Participated in 'GTA Ghaziabad: Let's Fork Together' as a speaker, and here are my takeaways
Community Events are the Energy Boosters!
- 4 minutes read - 835 words
Recently, I had the opportunity to contribute to an event called “GTA Ghaziabad - Let’s Fork Together”. The event was hosted by a community of working professionals and undergraduate engineers from nearby colleges in NCR, and took place at my home office, Thoughtworks Gurgaon. Participating in this event provided me with another energy boost, and in this article, I would like to share my experience and give you a glimpse of what the event was all about!
WHY IT MATTERS: The evolution of technology in the future hinges on the extent to which industries, academia, governing bodies, and individuals can work together to define its direction. By fostering a culture of community, we can collectively share and learn, creating a win-win situation for all contributors. This principle aligns with the purpose of Thoughtworks, and it resonates with me and many.
Shivam Gulati, a Thoughtworker and co-organizer of the event, contacted me to speak and even secured an office space for the event.
More than 60 people joined this in person event, to spend quality time with each other.
🗣️ Speaker Sessions
I delivered a session on “Technology Defined Interactions,” exploring how technological advancements are leading to new methods of interacting with machines. The current state of human-technology interaction is not far off from what was envisioned in science fiction. Today, we have access to advanced touch and gesture-based interactions, wearable technology, and sensors. During the session, I emphasized the importance of staying ahead of the curve to remain competitive in the future. Read here.

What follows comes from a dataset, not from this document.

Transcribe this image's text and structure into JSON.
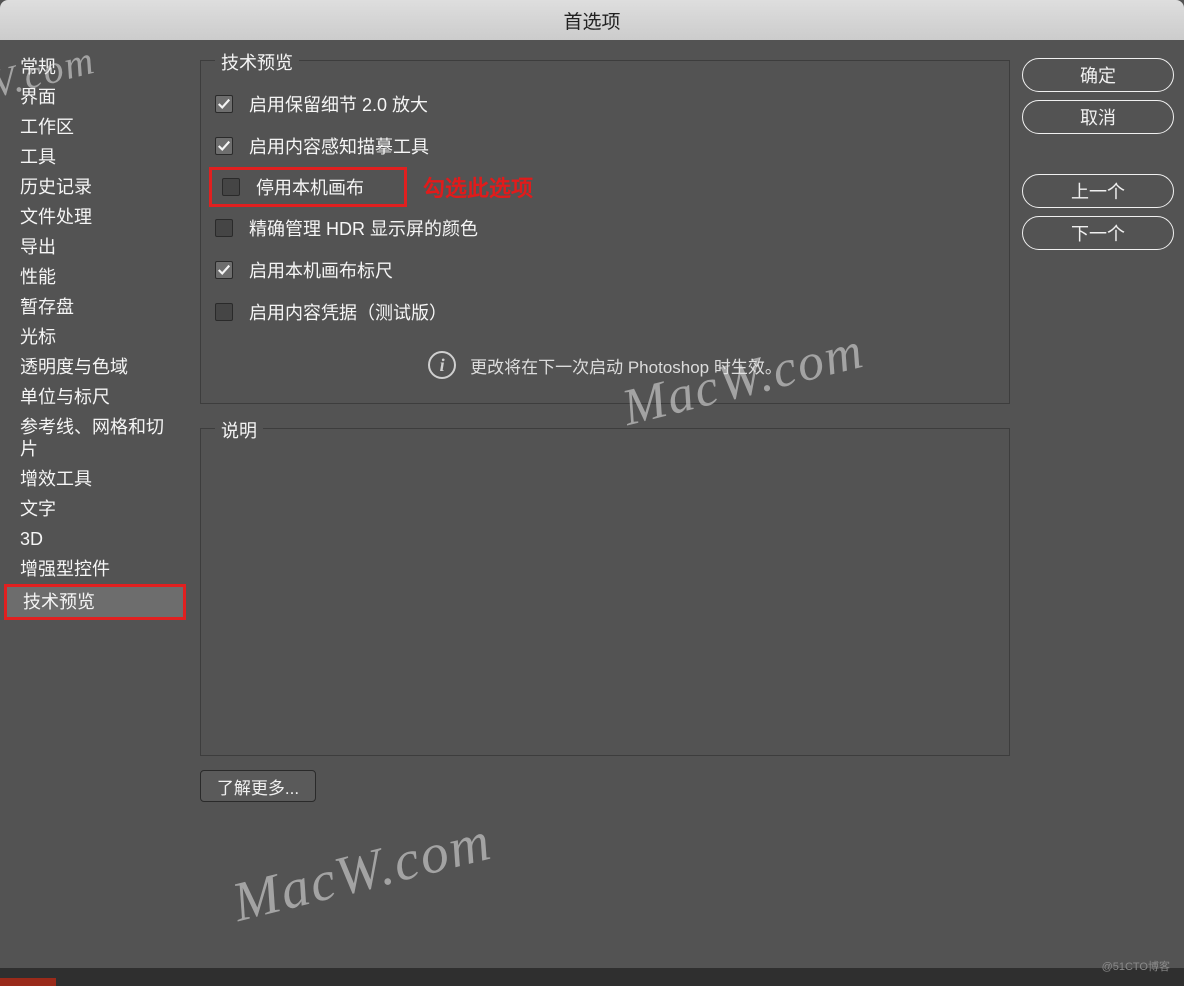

During my session, I also delved into the topic of sustainability and responsible tech, which is close to my heart. I highlighted the Green Software Foundation (GSF), an organization supported by industry giants like Thoughtworks, Accenture, and Intel, which is creating a trusted ecosystem for green software. To make improvements in this area, we need to start by measuring our impact at every level of the product we build. For example, if we want to reduce carbon emissions, we first need to measure them. With the increasing resource consumption associated with the new GenAI era, it is critical to consider the costs to the environment and society. We are consuming half a liter of water just by asking a few ChatGPT questions.
Moreover, I discussed the potential for technology advancements and the ongoing pandemic to create more societal isolation, making certain sections of society feel alienated from the rest. Thus, it is essential to keep diversity and inclusion in mind. To learn more about these topics, please visit here.

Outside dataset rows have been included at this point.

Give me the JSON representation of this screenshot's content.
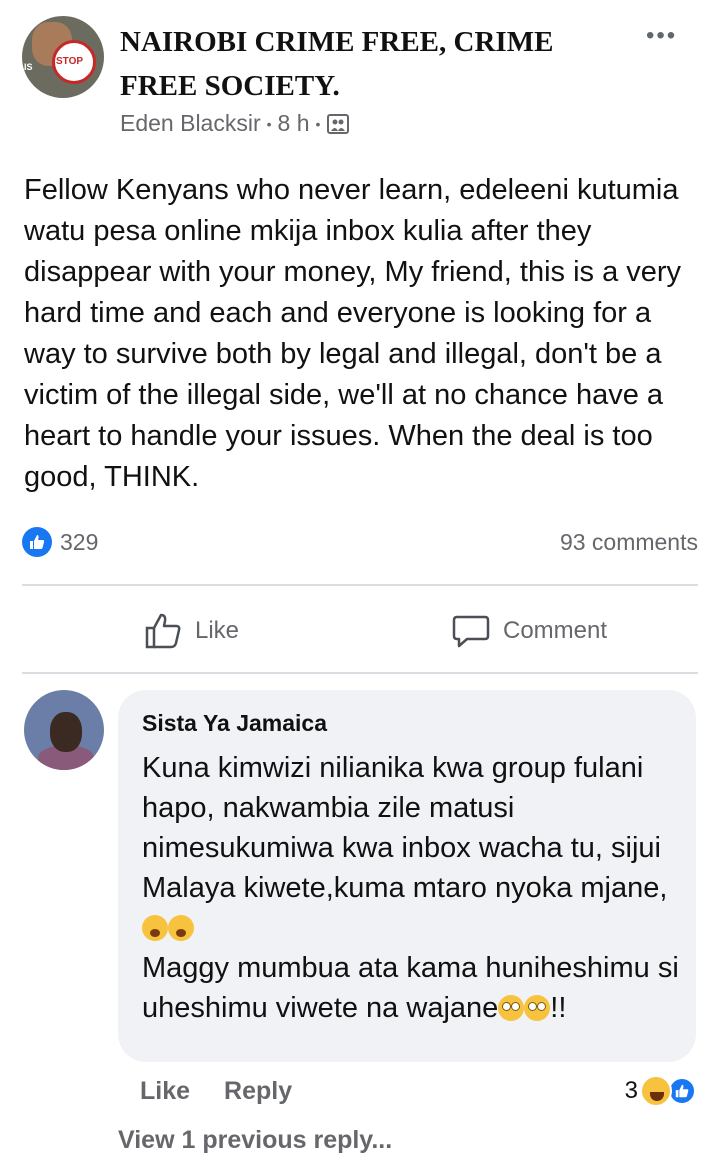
{
  "post": {
    "group_name": "NAIROBI CRIME FREE, CRIME FREE SOCIETY.",
    "author": "Eden Blacksir",
    "time": "8 h",
    "separator": "•",
    "privacy_icon": "group-privacy-icon",
    "more_icon": "•••",
    "avatar_logo_text": "STOP",
    "avatar_side_text": "IS",
    "body": "Fellow Kenyans who never learn, edeleeni kutumia watu pesa online mkija inbox kulia after they disappear with your money, My friend, this is a very hard time and each and everyone is looking for a way to survive both by legal and  illegal, don't be a victim of the illegal side, we'll at no chance have a heart to handle your issues. When the deal is too good, THINK."
  },
  "stats": {
    "likes": "329",
    "comments": "93 comments"
  },
  "actions": {
    "like_label": "Like",
    "comment_label": "Comment"
  },
  "comment": {
    "name": "Sista Ya Jamaica",
    "text_part1": "Kuna kimwizi nilianika kwa group fulani hapo, nakwambia zile matusi nimesukumiwa kwa inbox wacha tu, sijui Malaya kiwete,kuma mtaro nyoka mjane,",
    "text_part2": "Maggy mumbua ata kama huniheshimu si uheshimu viwete na wajane",
    "text_end": "!!",
    "like_label": "Like",
    "reply_label": "Reply",
    "reaction_count": "3"
  },
  "view_replies": "View 1 previous reply...",
  "colors": {
    "accent": "#1877f2",
    "secondary_text": "#65676b",
    "bubble": "#f0f2f5"
  }
}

The event featured an impressive lineup of speakers following my session. Harpreet Singh Seera, a senior mobile developer from Frontier Wallet, presented on multi-platform app development using Flutter, while Saransh Chopra discussed the importance of open-source contributions and went into detail on the Google Summer of Code (GSoC) program. Their presentations highlighted the mutual benefit of open-source for both developers and the community. Dibyasom Puhan also gave an informative talk on Machine Learning on edge with GCP and demonstrated some fantastic demos. There were couple of more, and the discussions on DevOps and automation that arose during the event were also insightful.
I asked a few questions to the audience, such as how many of them had used the XR feature on their phone and how many had used ChatGPT. To my surprise, 100% of the audience responded positively to these questions. This was a testament to the tech-savviness of the audience and their openness to new technologies.
We also had a discussion about the impact of AI on job replacement. We agreed that those who are not using AI in their work may eventually be replaced by those who do, and that this new generation, which is more aware of technology, may replace existing knowledge workers if they do not reskill themselves.
😋 Networking and Fun
We had number of side conversation on how thoughtworks value open-source, and talked about bahmni, selenium, books and more. Not just that, many thoughtworkers believe that the async way of working for open-source development is becoming a normal way of working, async-first.
In person events are an opportunity for networking and fun, I am sure that participants liked the vibrant gurgaon office, and they have collected memories visiting our office. I like the delicious lunch served by the event organizers, specially the “arora lemon” 😀